I still dislike the political climate surrounding major elections, but I now appreciate the importance of educating myself on key issues and taking an active part in the future of my community and profession. It is sad to see how few of us vote, especially given the emotions I see shared on social media after the polls are closed. If you are too busy (or too lazy) to learn about the topics, evaluate options, and vote, then you shouldn’t have time to write blogs, tweet, or make videos (while driving) about how messed up the “system” is and how you can’t believe a particular measure was passed or person was elected.
Political issues have a far-reaching effect, much more than just how much sales tax you will pay on your next shopping trip and whether the store will have plastic bags for you to carry away.
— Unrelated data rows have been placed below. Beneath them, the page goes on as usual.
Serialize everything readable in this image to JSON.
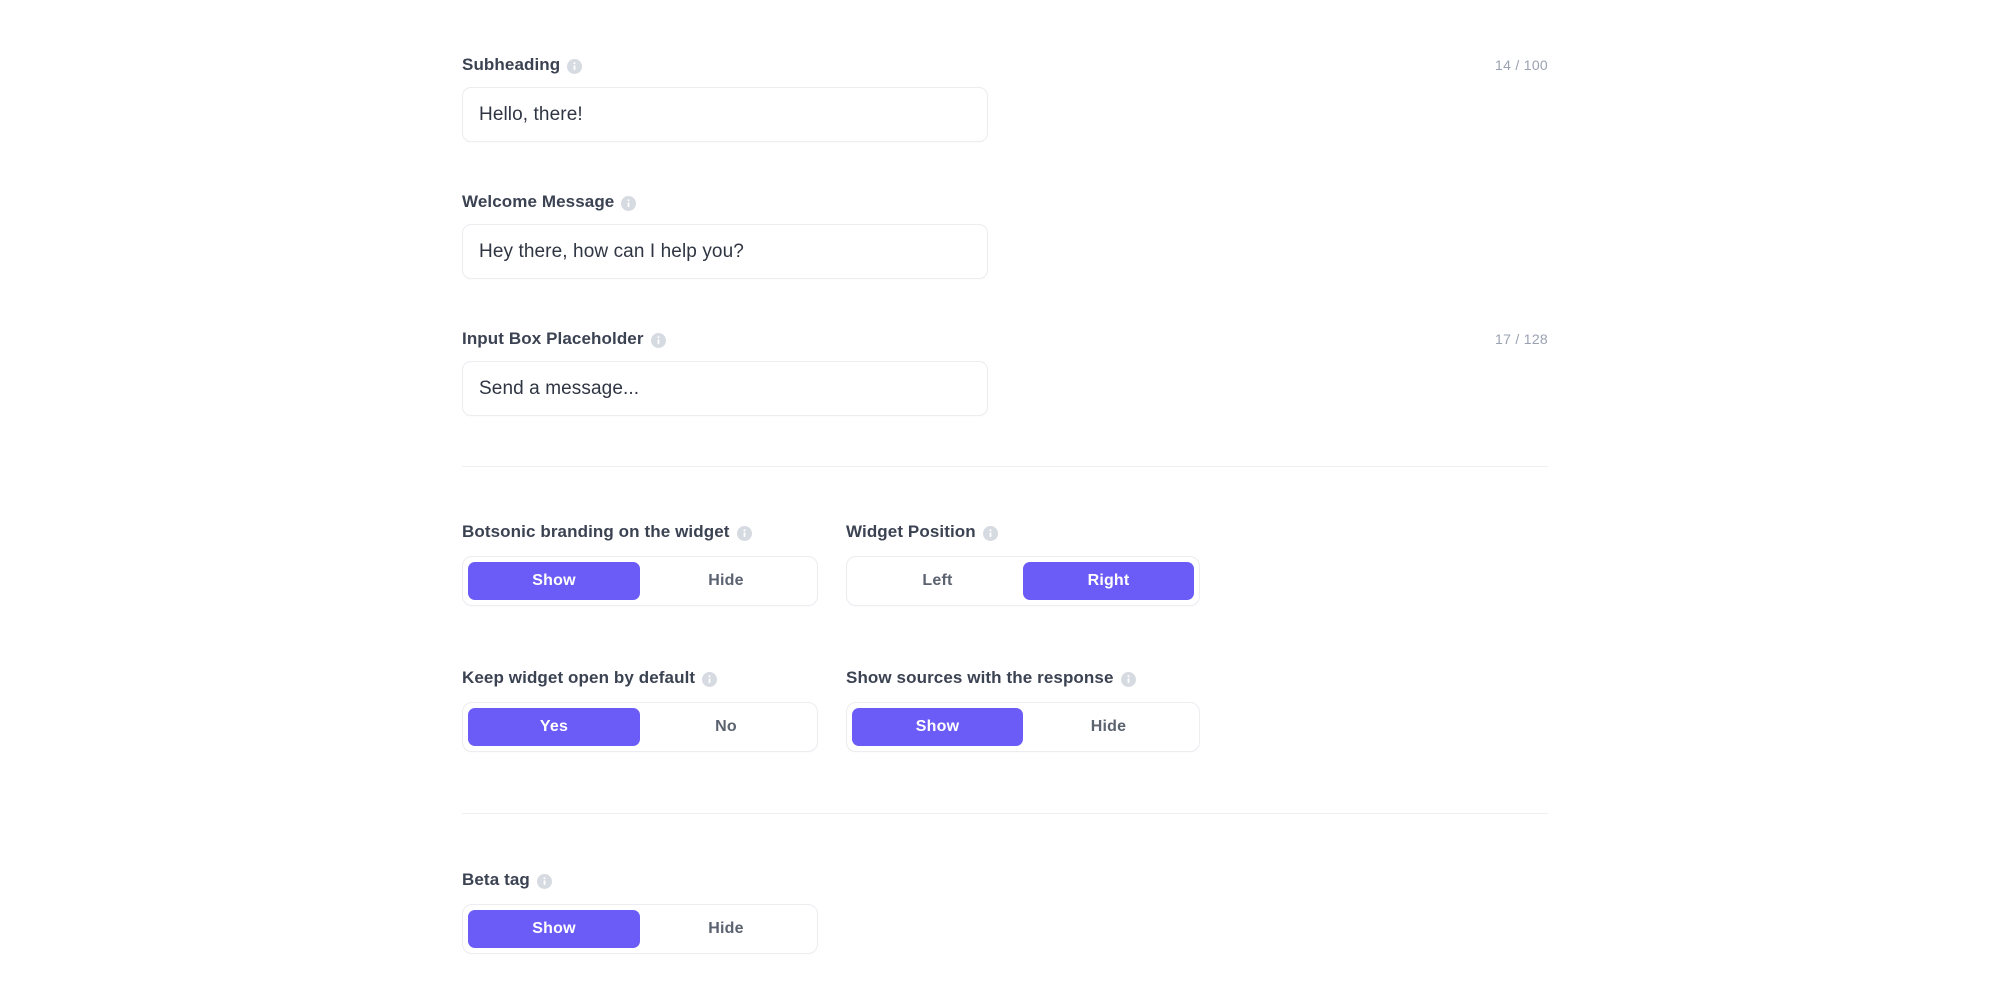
{
  "colors": {
    "accent": "#6C5CF7",
    "label": "#3B4252",
    "value_text": "#2F3542",
    "muted": "#9AA1B0",
    "border": "#ECECF1",
    "divider": "#EEEFF3",
    "info_icon_bg": "#D6DAE1"
  },
  "fields": [
    {
      "label": "Subheading",
      "info_icon": "info-icon",
      "value": "Hello, there!",
      "placeholder": "Hello, there!",
      "counter": "14 / 100"
    },
    {
      "label": "Welcome Message",
      "info_icon": "info-icon",
      "value": "Hey there, how can I help you?",
      "placeholder": "Hey there, how can I help you?",
      "counter": ""
    },
    {
      "label": "Input Box Placeholder",
      "info_icon": "info-icon",
      "value": "Send a message...",
      "placeholder": "Send a message...",
      "counter": "17 / 128"
    }
  ],
  "toggles": [
    {
      "label": "Botsonic branding on the widget",
      "info_icon": "info-icon",
      "options": [
        "Show",
        "Hide"
      ],
      "selected": "Show"
    },
    {
      "label": "Widget Position",
      "info_icon": "info-icon",
      "options": [
        "Left",
        "Right"
      ],
      "selected": "Right"
    },
    {
      "label": "Keep widget open by default",
      "info_icon": "info-icon",
      "options": [
        "Yes",
        "No"
      ],
      "selected": "Yes"
    },
    {
      "label": "Show sources with the response",
      "info_icon": "info-icon",
      "options": [
        "Show",
        "Hide"
      ],
      "selected": "Show"
    },
    {
      "label": "Beta tag",
      "info_icon": "info-icon",
      "options": [
        "Show",
        "Hide"
      ],
      "selected": "Show"
    }
  ]
}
Engineers impact, and are impacted by, all aspects of the political landscape. The newly elected city council member, mayor, legislator, or governor may support infrastructure funding, or may oppose future local development. The proposed tax measure may provide crucial funding for transit and roadway improvements, or may include stipulations that stifle progress. All are important issues that influence future and ongoing infrastructure and development projects, and may directly affect the engineering profession – such as professional licensing requirements or liability limits.
As engineers, we have a first-hand point of view of our infrastructure, its capacity and condition, as well as what is required to improve and maintain it. Our friends, family, and neighbors often get their information from one-sided sources focusing on data and sound bites that support their position, while ignoring others. As engineers, we learn to evaluate problems from all aspects, considering the costs and benefits of various options and selecting the best course of action. Practical well-thought out decisions are in everyone’s best interest, but too often decisions or elections are based on partial truths and which side can buy the most airtime. You may not be ready to go on a Sunday morning talk show this weekend, but there are countless news outlets, publications, websites, and people available to help. I recommend using more than one, if not several, as sources may have leanings, even if they are not always blatant.
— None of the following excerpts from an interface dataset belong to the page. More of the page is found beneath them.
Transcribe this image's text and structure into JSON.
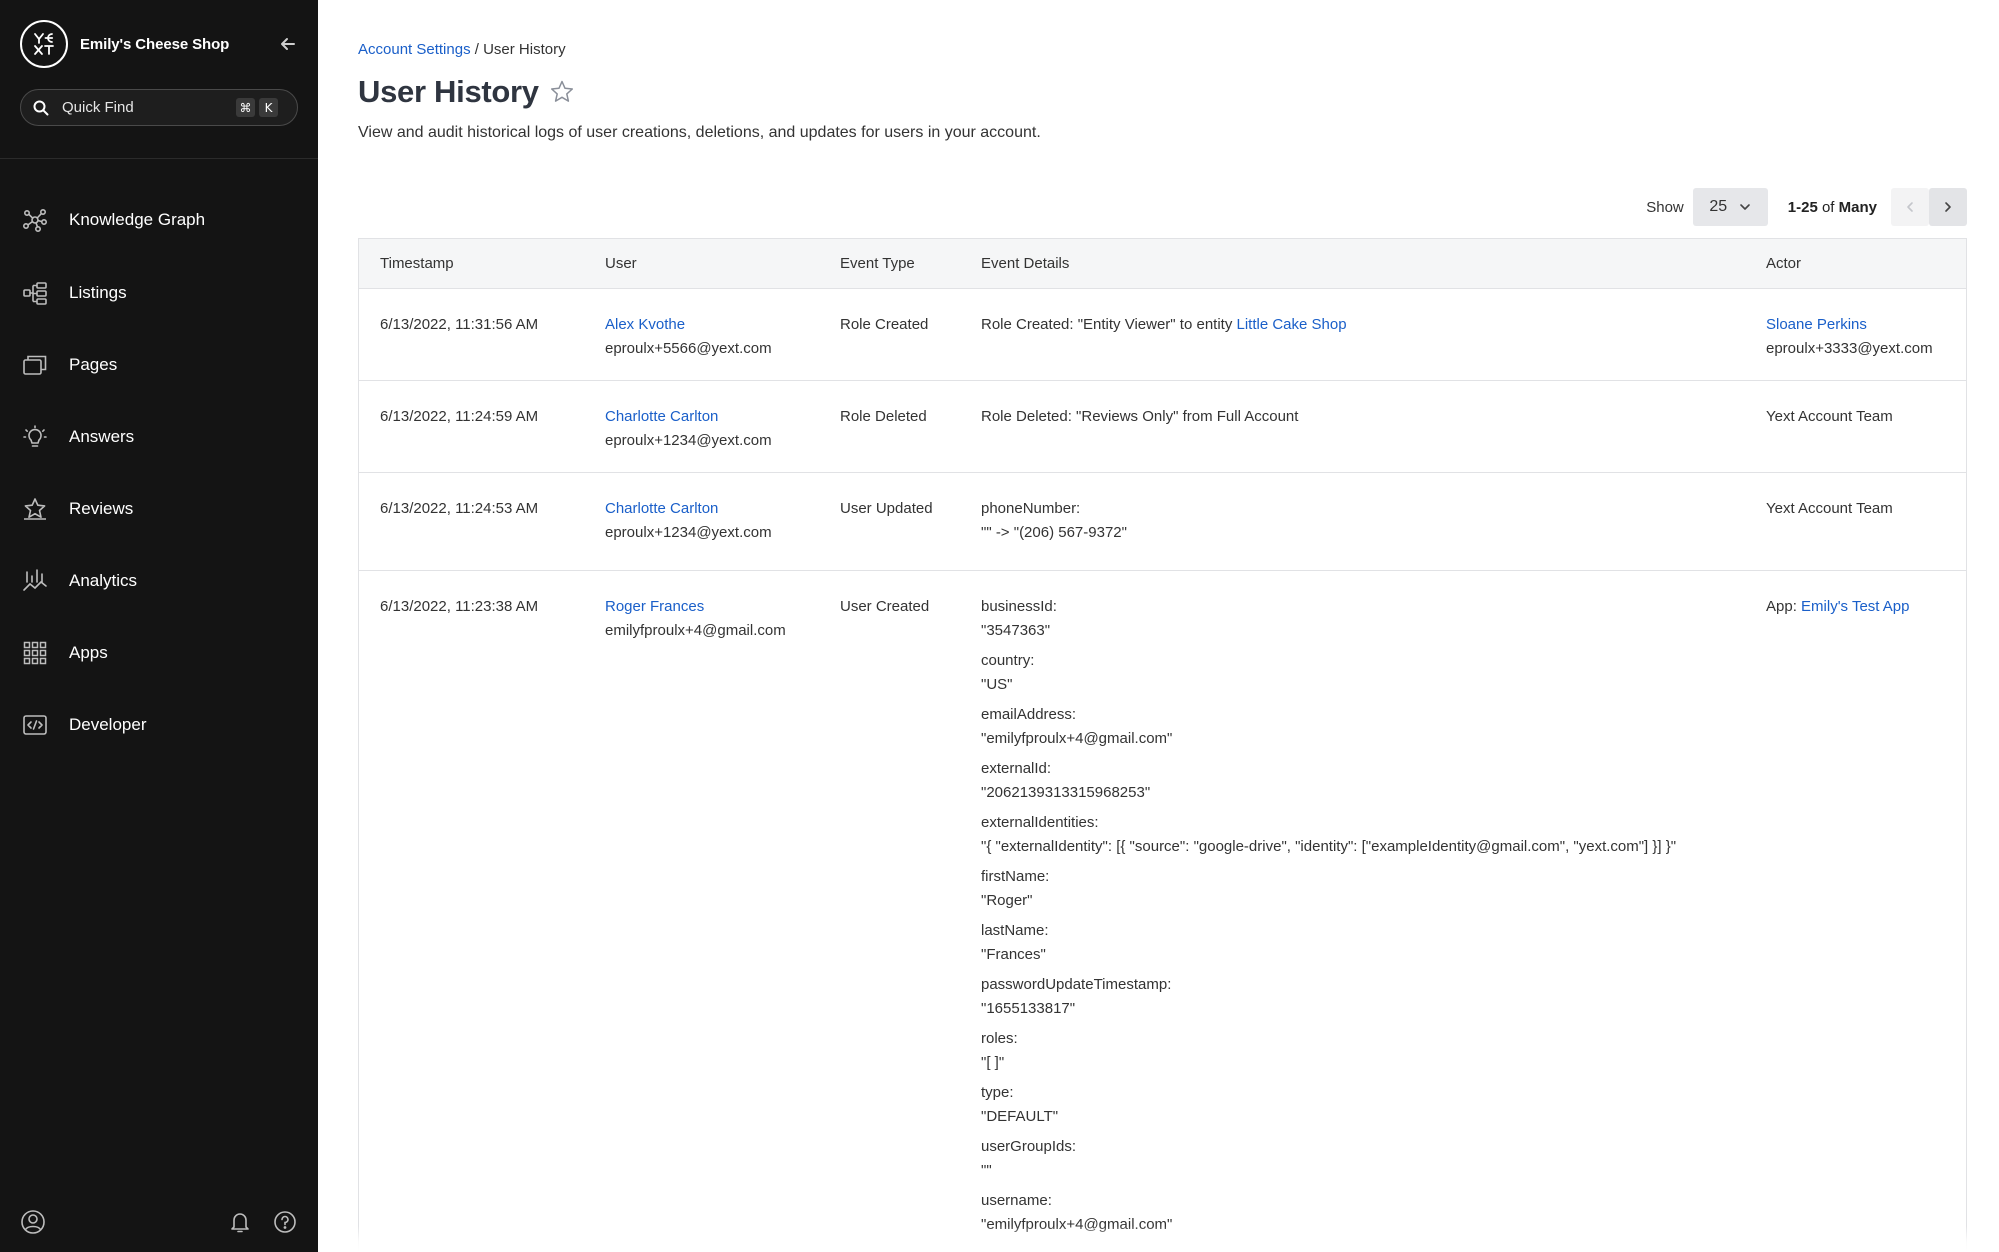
{
  "sidebar": {
    "brand_name": "Emily's Cheese Shop",
    "quick_find": {
      "placeholder": "Quick Find",
      "shortcut_keys": [
        "⌘",
        "K"
      ]
    },
    "items": [
      {
        "label": "Knowledge Graph",
        "icon": "knowledge-graph-icon"
      },
      {
        "label": "Listings",
        "icon": "listings-icon"
      },
      {
        "label": "Pages",
        "icon": "pages-icon"
      },
      {
        "label": "Answers",
        "icon": "lightbulb-icon"
      },
      {
        "label": "Reviews",
        "icon": "star-icon"
      },
      {
        "label": "Analytics",
        "icon": "analytics-icon"
      },
      {
        "label": "Apps",
        "icon": "apps-grid-icon"
      },
      {
        "label": "Developer",
        "icon": "code-icon"
      }
    ],
    "bottom_icons": [
      "user-account-icon",
      "bell-icon",
      "help-icon"
    ]
  },
  "breadcrumb": {
    "parent": "Account Settings",
    "separator": "/",
    "current": "User History"
  },
  "page": {
    "title": "User History",
    "subtitle": "View and audit historical logs of user creations, deletions, and updates for users in your account."
  },
  "pager": {
    "show_label": "Show",
    "page_size": "25",
    "range": "1-25",
    "of_label": "of",
    "total": "Many"
  },
  "table": {
    "columns": [
      "Timestamp",
      "User",
      "Event Type",
      "Event Details",
      "Actor"
    ],
    "rows": [
      {
        "timestamp": "6/13/2022, 11:31:56 AM",
        "user_name": "Alex Kvothe",
        "user_email": "eproulx+5566@yext.com",
        "event_type": "Role Created",
        "details_prefix": "Role Created: \"Entity Viewer\" to entity ",
        "details_link": "Little Cake Shop",
        "actor_name": "Sloane Perkins",
        "actor_email": "eproulx+3333@yext.com"
      },
      {
        "timestamp": "6/13/2022, 11:24:59 AM",
        "user_name": "Charlotte Carlton",
        "user_email": "eproulx+1234@yext.com",
        "event_type": "Role Deleted",
        "details_text": "Role Deleted: \"Reviews Only\" from Full Account",
        "actor_text": "Yext Account Team"
      },
      {
        "timestamp": "6/13/2022, 11:24:53 AM",
        "user_name": "Charlotte Carlton",
        "user_email": "eproulx+1234@yext.com",
        "event_type": "User Updated",
        "details_key": "phoneNumber:",
        "details_value": "\"\" -> \"(206) 567-9372\"",
        "actor_text": "Yext Account Team"
      },
      {
        "timestamp": "6/13/2022, 11:23:38 AM",
        "user_name": "Roger Frances",
        "user_email": "emilyfproulx+4@gmail.com",
        "event_type": "User Created",
        "actor_prefix": "App: ",
        "actor_link": "Emily's Test App",
        "details": [
          {
            "key": "businessId:",
            "value": "\"3547363\""
          },
          {
            "key": "country:",
            "value": "\"US\""
          },
          {
            "key": "emailAddress:",
            "value": "\"emilyfproulx+4@gmail.com\""
          },
          {
            "key": "externalId:",
            "value": "\"2062139313315968253\""
          },
          {
            "key": "externalIdentities:",
            "value": "\"{ \"externalIdentity\": [{ \"source\": \"google-drive\", \"identity\": [\"exampleIdentity@gmail.com\", \"yext.com\"] }] }\""
          },
          {
            "key": "firstName:",
            "value": "\"Roger\""
          },
          {
            "key": "lastName:",
            "value": "\"Frances\""
          },
          {
            "key": "passwordUpdateTimestamp:",
            "value": "\"1655133817\""
          },
          {
            "key": "roles:",
            "value": "\"[ ]\""
          },
          {
            "key": "type:",
            "value": "\"DEFAULT\""
          },
          {
            "key": "userGroupIds:",
            "value": "\"\""
          },
          {
            "key": "username:",
            "value": "\"emilyfproulx+4@gmail.com\""
          }
        ]
      }
    ]
  },
  "colors": {
    "sidebar_bg": "#141414",
    "link": "#1a5fc9",
    "title": "#2f3540",
    "header_bg": "#f5f6f7",
    "border": "#e1e2e5"
  }
}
ASCE is one of the valuable resources for educating yourself on government affairs. The LA Section Newsletter includes a legislative update in each edition, along with great articles from ASCE leadership and members. The Region 9 Issues and Advocacy page provides news updates along with links to tools and training, including the ASCE Key Contact Program. If you are not aware of what Key Contact is, please click the link and sign up. It is very quick and provides an efficient way to reach out to elected officials about hot issues important to the civil engineering community.
In Orange County, we are extremely lucky to have branch leaders, past and present, who are passionate about government relations and have been highly active in engaging our local and state-level elected officials. Many of our past presidents continue to serve at the section, region, and society levels, along with motivated branch members who contribute through government relations and legislative committees. Steven King, Past-President of the OC Branch and current LA Section President-Elect, is heavily involved in government relations and was recently the chair of the LA Section Legislative Committee. Elizabeth Ruedas, our current President-Elect, is very active with government relations committees at all levels of ASCE. She is an amazing advocate for our Orange County Branch members and is another great resource on the latest policies and legislative actions. I am sure she won’t mind if you ask her about it next time you see her.
Whether it is the repeal of SB-1, local inclusionary zoning measures, or a state legislator will vote on infrastructure funding, your opinion matters. This is especially true when you have the education and background to critically evaluate what is on the ballot and help our family, friends, and peers better understand the options. Don’t just be a bystander … be engaged on what happens in your community and the government actions that may influence your livelihood as a civil engineer.